EXERCISE REQUIREMENTS. For every line in the entries that contains "true", show the whole line.

DATASET.
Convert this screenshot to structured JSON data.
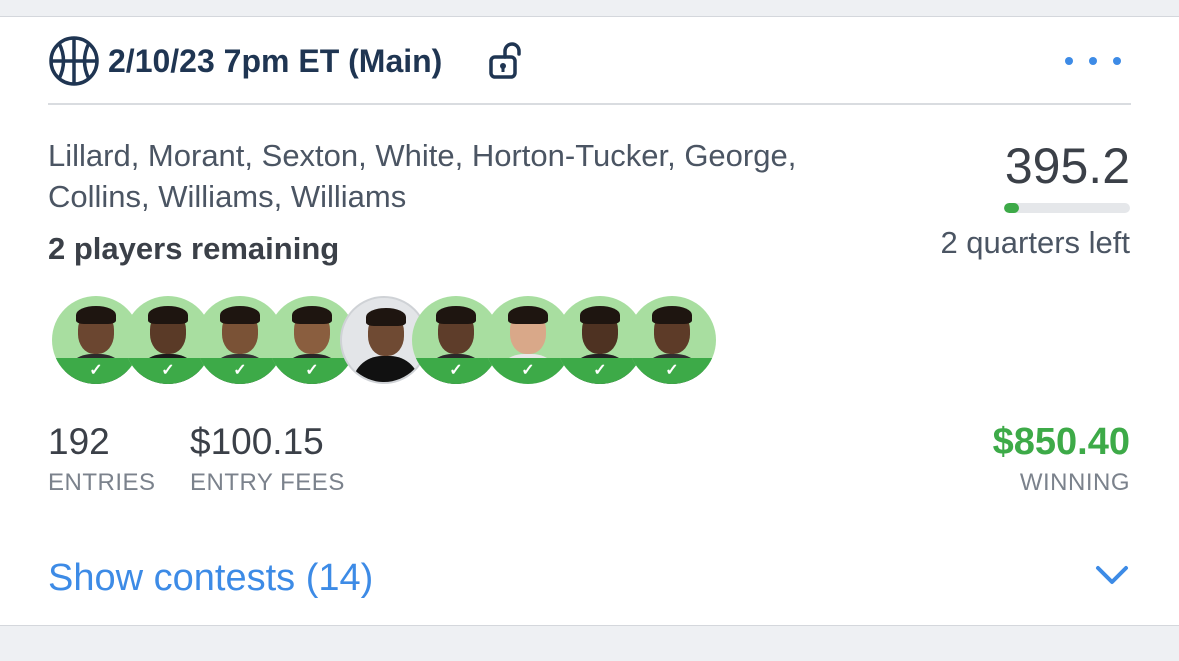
{
  "header": {
    "title": "2/10/23 7pm ET (Main)",
    "sport_icon": "basketball-icon",
    "lock_icon": "unlock-icon",
    "more_icon": "more-horizontal-icon"
  },
  "lineup": {
    "players_text": "Lillard, Morant, Sexton, White, Horton-Tucker, George, Collins, Williams, Williams",
    "remaining": "2 players remaining",
    "score": "395.2",
    "progress_fraction": 0.12,
    "time_left": "2 quarters left"
  },
  "avatars": [
    {
      "status": "done"
    },
    {
      "status": "done"
    },
    {
      "status": "done"
    },
    {
      "status": "done"
    },
    {
      "status": "live"
    },
    {
      "status": "done"
    },
    {
      "status": "done"
    },
    {
      "status": "done"
    },
    {
      "status": "done"
    }
  ],
  "stats": {
    "entries_value": "192",
    "entries_label": "ENTRIES",
    "fees_value": "$100.15",
    "fees_label": "ENTRY FEES",
    "winning_value": "$850.40",
    "winning_label": "WINNING"
  },
  "footer": {
    "show_contests": "Show contests (14)",
    "chevron_icon": "chevron-down-icon"
  },
  "colors": {
    "accent_blue": "#3d8be6",
    "win_green": "#3daa48",
    "title_navy": "#1f3552"
  }
}
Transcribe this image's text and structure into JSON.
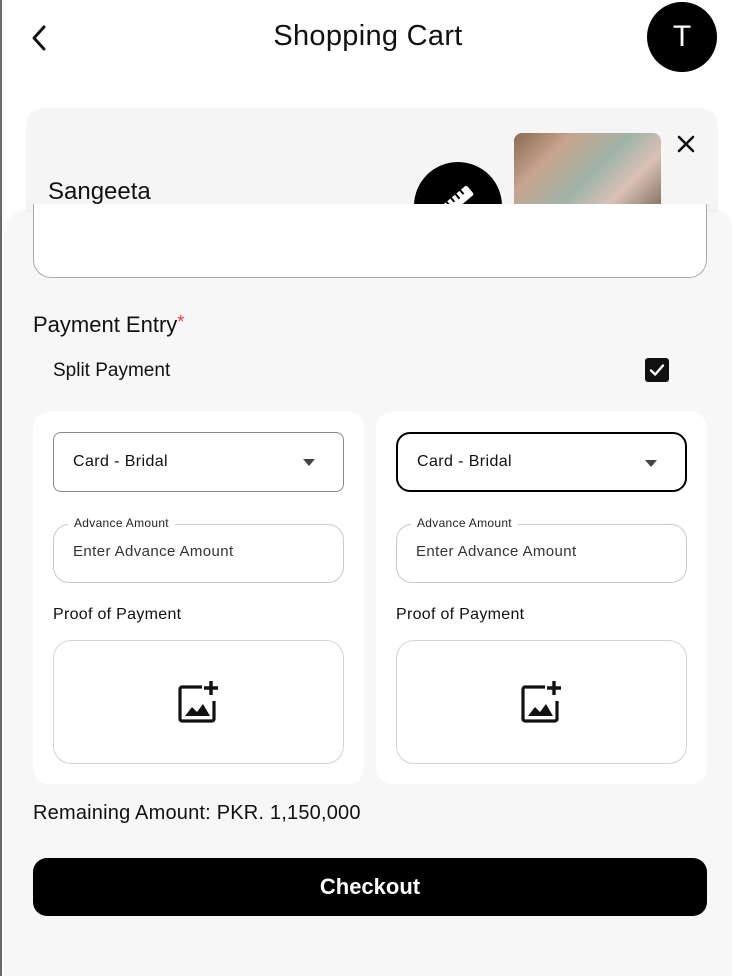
{
  "header": {
    "title": "Shopping Cart",
    "avatar_initial": "T"
  },
  "cart_item": {
    "name": "Sangeeta"
  },
  "payment": {
    "section_title": "Payment Entry",
    "required_mark": "*",
    "split_label": "Split Payment",
    "split_checked": true,
    "entries": [
      {
        "method": "Card - Bridal",
        "advance_label": "Advance Amount",
        "advance_placeholder": "Enter Advance Amount",
        "proof_label": "Proof of Payment"
      },
      {
        "method": "Card - Bridal",
        "advance_label": "Advance Amount",
        "advance_placeholder": "Enter Advance Amount",
        "proof_label": "Proof of Payment"
      }
    ],
    "remaining_text": "Remaining Amount: PKR. 1,150,000"
  },
  "checkout": {
    "label": "Checkout"
  },
  "icons": {
    "back": "chevron-left-icon",
    "measure": "ruler-icon",
    "remove": "close-icon",
    "check": "checkmark-icon",
    "add_image": "add-photo-icon",
    "dropdown": "caret-down-icon"
  }
}
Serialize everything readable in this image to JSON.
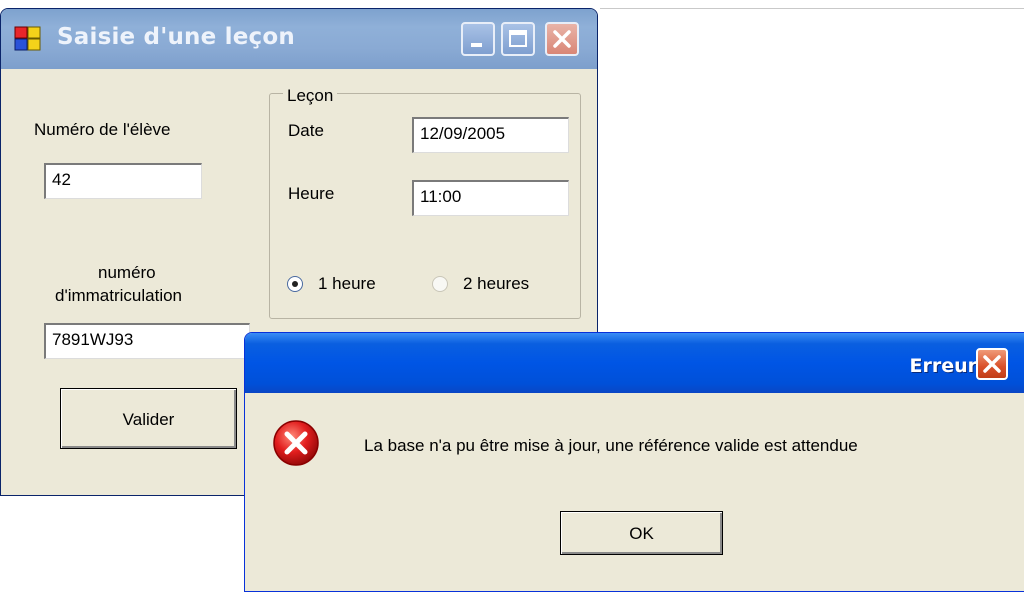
{
  "main_window": {
    "title": "Saisie d'une leçon",
    "student_label": "Numéro de l'élève",
    "student_value": "42",
    "plate_label_line1": "numéro",
    "plate_label_line2": "d'immatriculation",
    "plate_value": "7891WJ93",
    "validate_label": "Valider",
    "lesson_group": {
      "title": "Leçon",
      "date_label": "Date",
      "date_value": "12/09/2005",
      "hour_label": "Heure",
      "hour_value": "11:00",
      "option_1h": "1 heure",
      "option_2h": "2 heures",
      "selected_option": "1 heure"
    }
  },
  "error_dialog": {
    "title": "Erreur",
    "message": "La base n'a pu être mise à jour, une référence valide est attendue",
    "ok_label": "OK",
    "icon": "error-icon"
  },
  "colors": {
    "inactive_titlebar": "#8aaad4",
    "active_titlebar": "#0055e5",
    "dialog_face": "#ece9d8",
    "error_red": "#d81e1e"
  }
}
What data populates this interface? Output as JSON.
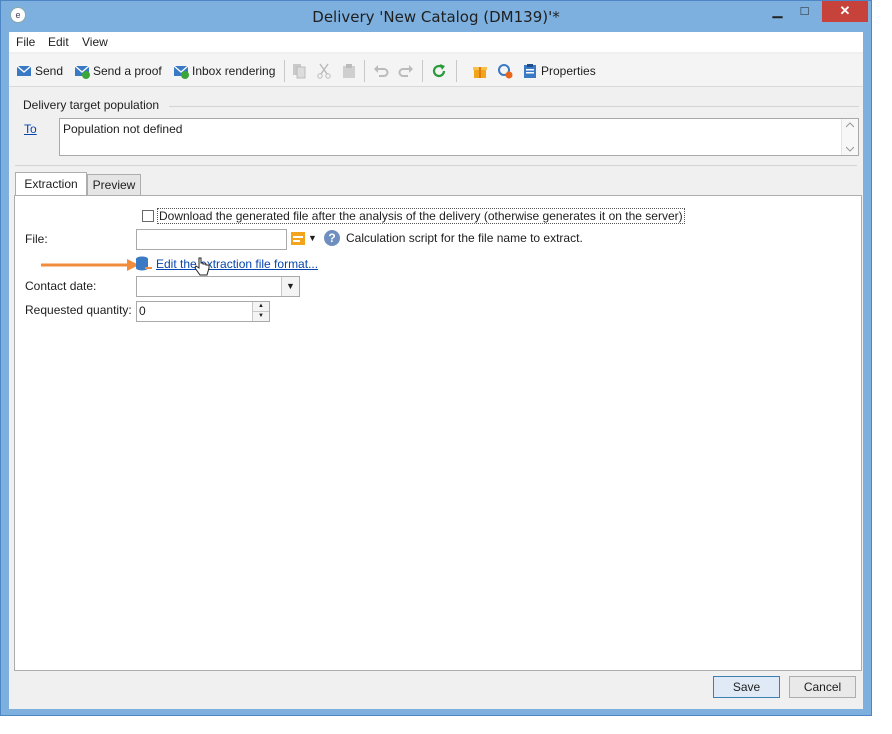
{
  "window": {
    "title": "Delivery 'New Catalog (DM139)'*",
    "controls": {
      "minimize": "▁",
      "maximize": "□",
      "close": "✕"
    }
  },
  "menu": [
    "File",
    "Edit",
    "View"
  ],
  "toolbar": {
    "send": "Send",
    "send_proof": "Send a proof",
    "inbox_rendering": "Inbox rendering",
    "properties": "Properties"
  },
  "target": {
    "section_label": "Delivery target population",
    "to_link": "To",
    "to_value": "Population not defined"
  },
  "tabs": [
    "Extraction",
    "Preview"
  ],
  "extraction": {
    "download_checkbox_label": "Download the generated file after the analysis of the delivery (otherwise generates it on the server)",
    "download_checked": false,
    "file_label": "File:",
    "file_value": "",
    "file_help_text": "Calculation script for the file name to extract.",
    "edit_format_link": "Edit the extraction file format...",
    "contact_date_label": "Contact date:",
    "contact_date_value": "",
    "requested_quantity_label": "Requested quantity:",
    "requested_quantity_value": "0"
  },
  "footer": {
    "save": "Save",
    "cancel": "Cancel"
  },
  "colors": {
    "titlebar": "#7db0df",
    "close_button": "#c7423a",
    "link": "#0645ad",
    "arrow": "#f08c3c"
  }
}
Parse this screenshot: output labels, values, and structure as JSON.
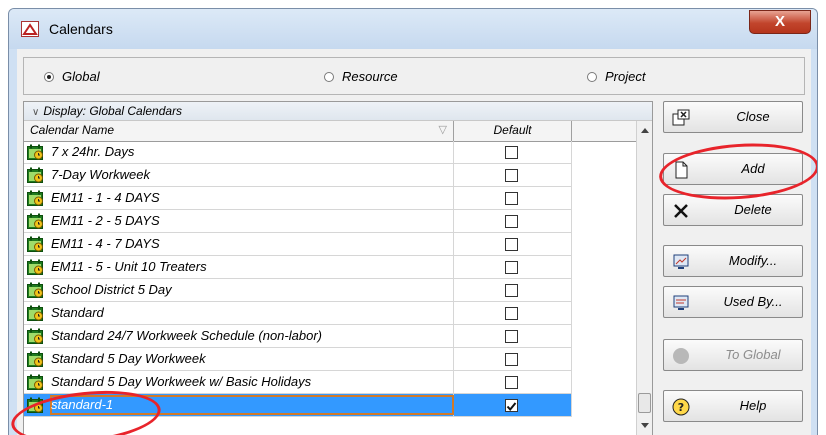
{
  "window": {
    "title": "Calendars",
    "close_glyph": "X"
  },
  "scope": [
    {
      "label": "Global",
      "selected": true
    },
    {
      "label": "Resource",
      "selected": false
    },
    {
      "label": "Project",
      "selected": false
    }
  ],
  "display_bar": {
    "label": "Display: Global Calendars"
  },
  "columns": {
    "name": "Calendar Name",
    "default": "Default"
  },
  "calendars": [
    {
      "name": "7 x 24hr. Days",
      "default": false
    },
    {
      "name": "7-Day Workweek",
      "default": false
    },
    {
      "name": "EM11 - 1 - 4 DAYS",
      "default": false
    },
    {
      "name": "EM11 - 2 - 5 DAYS",
      "default": false
    },
    {
      "name": "EM11 - 4 - 7 DAYS",
      "default": false
    },
    {
      "name": "EM11 - 5 - Unit 10 Treaters",
      "default": false
    },
    {
      "name": "School District 5 Day",
      "default": false
    },
    {
      "name": "Standard",
      "default": false
    },
    {
      "name": "Standard 24/7 Workweek Schedule (non-labor)",
      "default": false
    },
    {
      "name": "Standard 5 Day Workweek",
      "default": false
    },
    {
      "name": "Standard 5 Day Workweek w/ Basic Holidays",
      "default": false
    },
    {
      "name": "standard-1",
      "default": true,
      "selected": true
    }
  ],
  "buttons": {
    "close": "Close",
    "add": "Add",
    "delete": "Delete",
    "modify": "Modify...",
    "used_by": "Used By...",
    "to_global": "To Global",
    "help": "Help"
  },
  "colors": {
    "selection": "#3399ff",
    "annotation": "#e8242b",
    "window_frame": "#cfe0f3",
    "close_button": "#c2452d"
  },
  "icons": {
    "app": "calendars-app-icon",
    "calendar_row": "calendar-icon",
    "close": "close-window-icon",
    "add": "new-document-icon",
    "delete": "x-delete-icon",
    "modify": "monitor-edit-icon",
    "used_by": "monitor-list-icon",
    "to_global": "gray-circle-icon",
    "help": "question-mark-icon"
  }
}
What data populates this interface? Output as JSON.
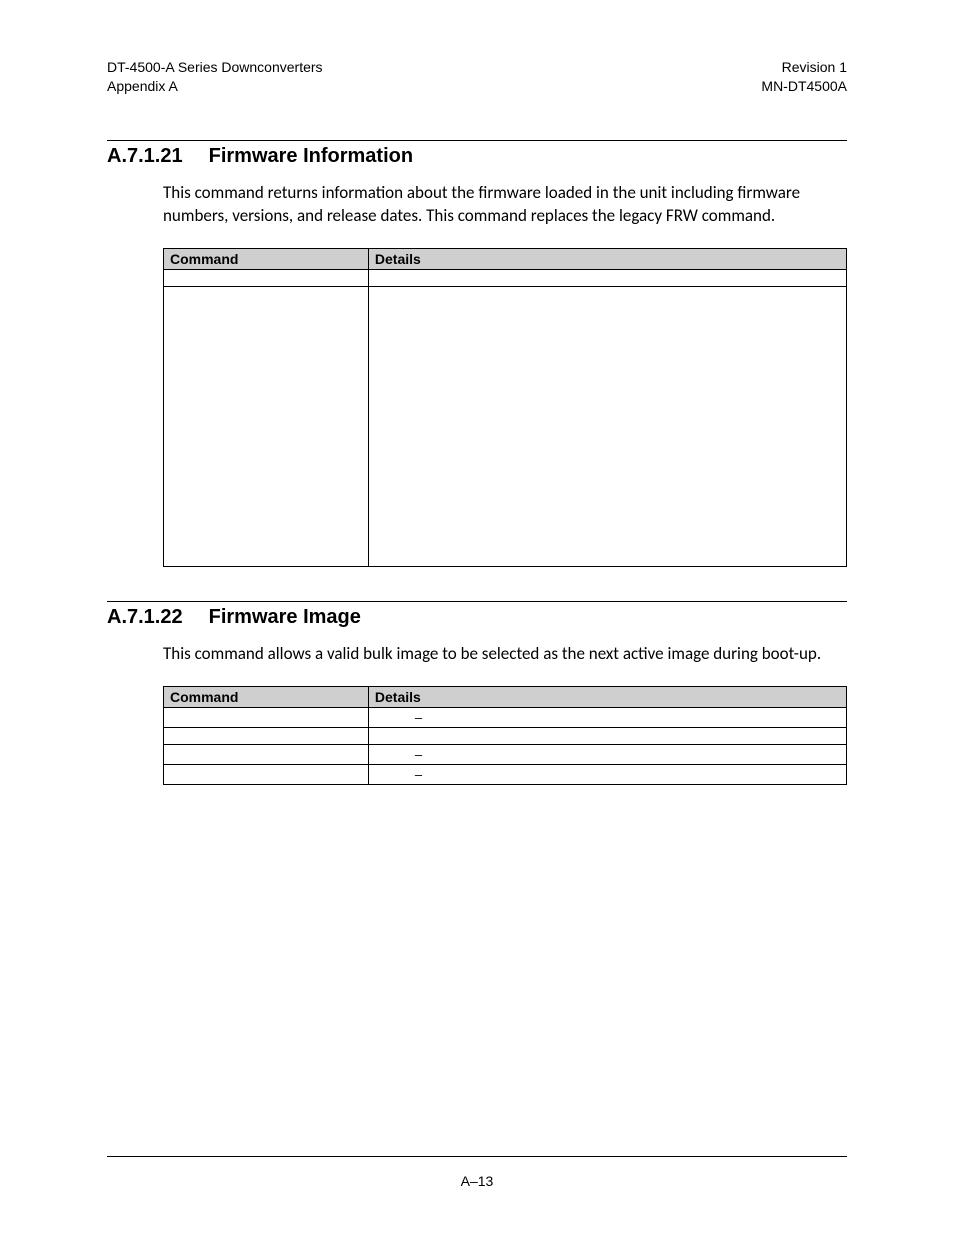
{
  "header": {
    "left1": "DT-4500-A Series Downconverters",
    "left2": "Appendix A",
    "right1": "Revision 1",
    "right2": "MN-DT4500A"
  },
  "section1": {
    "number": "A.7.1.21",
    "title": "Firmware Information",
    "paragraph": "This command returns information about the firmware loaded in the unit including firmware numbers, versions, and release dates. This command replaces the legacy FRW command.",
    "table": {
      "col1": "Command",
      "col2": "Details"
    }
  },
  "section2": {
    "number": "A.7.1.22",
    "title": "Firmware Image",
    "paragraph": "This command allows a valid bulk image to be selected as the next active image during boot-up.",
    "table": {
      "col1": "Command",
      "col2": "Details",
      "dash": "–"
    }
  },
  "footer": {
    "pagenum": "A–13"
  }
}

RESPONSE.
    "split_checked": true,
      "selected": true
      "default": true,
      "selected": true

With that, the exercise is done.